[Work task] Copy all the data exactly, except the pictures.

[Recorded information]

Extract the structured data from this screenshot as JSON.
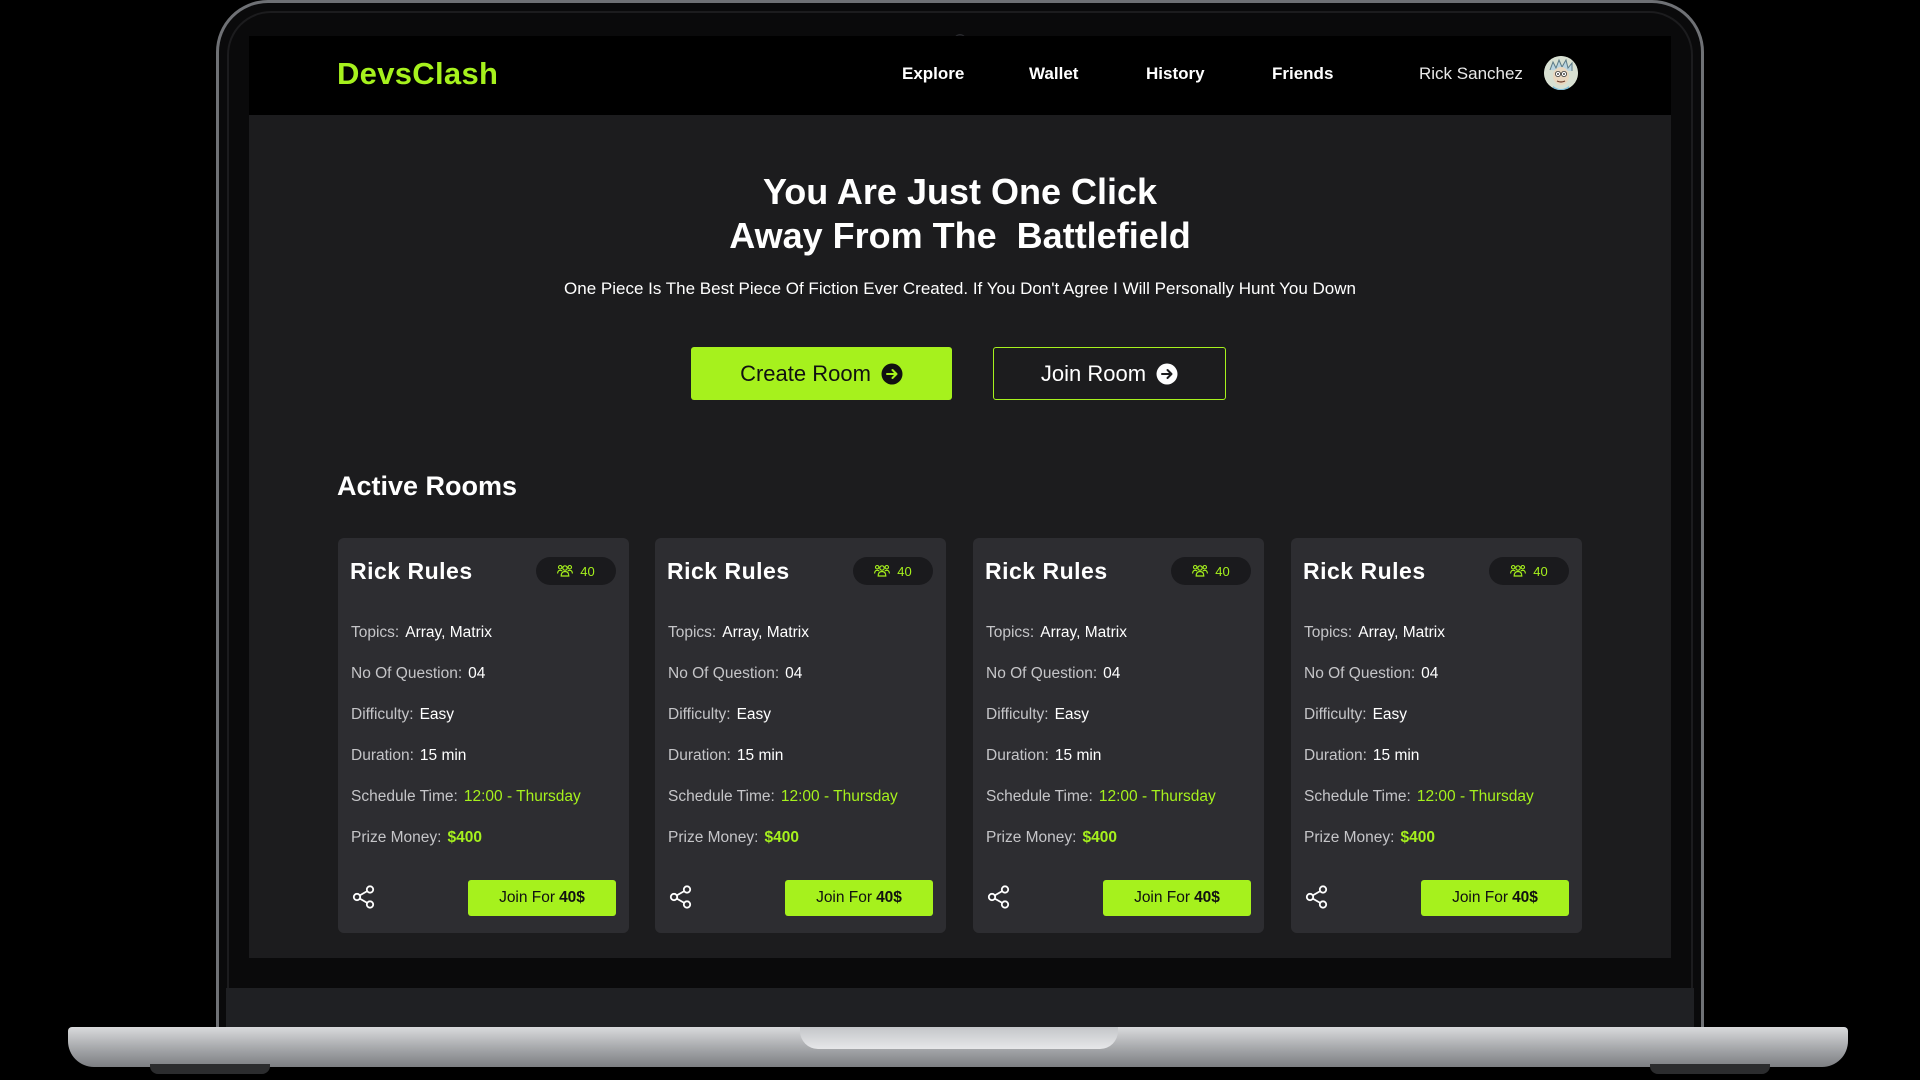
{
  "app": {
    "logo": "DevsClash"
  },
  "nav": {
    "links": [
      "Explore",
      "Wallet",
      "History",
      "Friends"
    ],
    "user_name": "Rick Sanchez"
  },
  "hero": {
    "title_line1": "You Are Just One Click",
    "title_line2": "Away From The  Battlefield",
    "subtitle": "One Piece Is The Best Piece Of Fiction Ever Created. If You Don't Agree I Will Personally Hunt You Down",
    "create_button": "Create Room",
    "join_button": "Join Room"
  },
  "active_rooms": {
    "title": "Active Rooms",
    "labels": {
      "topics": "Topics:",
      "questions": "No Of Question:",
      "difficulty": "Difficulty:",
      "duration": "Duration:",
      "schedule": "Schedule Time:",
      "prize": "Prize Money:"
    },
    "rooms": [
      {
        "name": "Rick Rules",
        "players": "40",
        "topics": "Array, Matrix",
        "questions": "04",
        "difficulty": "Easy",
        "duration": "15 min",
        "schedule": "12:00 - Thursday",
        "prize": "$400",
        "join_prefix": "Join For",
        "join_amount": "40$"
      },
      {
        "name": "Rick Rules",
        "players": "40",
        "topics": "Array, Matrix",
        "questions": "04",
        "difficulty": "Easy",
        "duration": "15 min",
        "schedule": "12:00 - Thursday",
        "prize": "$400",
        "join_prefix": "Join For",
        "join_amount": "40$"
      },
      {
        "name": "Rick Rules",
        "players": "40",
        "topics": "Array, Matrix",
        "questions": "04",
        "difficulty": "Easy",
        "duration": "15 min",
        "schedule": "12:00 - Thursday",
        "prize": "$400",
        "join_prefix": "Join For",
        "join_amount": "40$"
      },
      {
        "name": "Rick Rules",
        "players": "40",
        "topics": "Array, Matrix",
        "questions": "04",
        "difficulty": "Easy",
        "duration": "15 min",
        "schedule": "12:00 - Thursday",
        "prize": "$400",
        "join_prefix": "Join For",
        "join_amount": "40$"
      }
    ]
  },
  "icons": {
    "players": "people-group-icon",
    "share": "share-icon",
    "arrow": "arrow-right-circle-icon",
    "avatar": "avatar"
  },
  "colors": {
    "accent": "#a6f11d",
    "background": "#1c1c1e",
    "nav": "#000000",
    "card": "#2d2d31"
  }
}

[Result of this exercise]
Extract the structured data from this screenshot as JSON.
{
  "app": {
    "logo": "DevsClash"
  },
  "nav": {
    "links": [
      "Explore",
      "Wallet",
      "History",
      "Friends"
    ],
    "user_name": "Rick Sanchez"
  },
  "hero": {
    "title_line1": "You Are Just One Click",
    "title_line2": "Away From The  Battlefield",
    "subtitle": "One Piece Is The Best Piece Of Fiction Ever Created. If You Don't Agree I Will Personally Hunt You Down",
    "create_button": "Create Room",
    "join_button": "Join Room"
  },
  "active_rooms": {
    "title": "Active Rooms",
    "labels": {
      "topics": "Topics:",
      "questions": "No Of Question:",
      "difficulty": "Difficulty:",
      "duration": "Duration:",
      "schedule": "Schedule Time:",
      "prize": "Prize Money:"
    },
    "rooms": [
      {
        "name": "Rick Rules",
        "players": "40",
        "topics": "Array, Matrix",
        "questions": "04",
        "difficulty": "Easy",
        "duration": "15 min",
        "schedule": "12:00 - Thursday",
        "prize": "$400",
        "join_prefix": "Join For",
        "join_amount": "40$"
      },
      {
        "name": "Rick Rules",
        "players": "40",
        "topics": "Array, Matrix",
        "questions": "04",
        "difficulty": "Easy",
        "duration": "15 min",
        "schedule": "12:00 - Thursday",
        "prize": "$400",
        "join_prefix": "Join For",
        "join_amount": "40$"
      },
      {
        "name": "Rick Rules",
        "players": "40",
        "topics": "Array, Matrix",
        "questions": "04",
        "difficulty": "Easy",
        "duration": "15 min",
        "schedule": "12:00 - Thursday",
        "prize": "$400",
        "join_prefix": "Join For",
        "join_amount": "40$"
      },
      {
        "name": "Rick Rules",
        "players": "40",
        "topics": "Array, Matrix",
        "questions": "04",
        "difficulty": "Easy",
        "duration": "15 min",
        "schedule": "12:00 - Thursday",
        "prize": "$400",
        "join_prefix": "Join For",
        "join_amount": "40$"
      }
    ]
  },
  "icons": {
    "players": "people-group-icon",
    "share": "share-icon",
    "arrow": "arrow-right-circle-icon",
    "avatar": "avatar"
  },
  "colors": {
    "accent": "#a6f11d",
    "background": "#1c1c1e",
    "nav": "#000000",
    "card": "#2d2d31"
  }
}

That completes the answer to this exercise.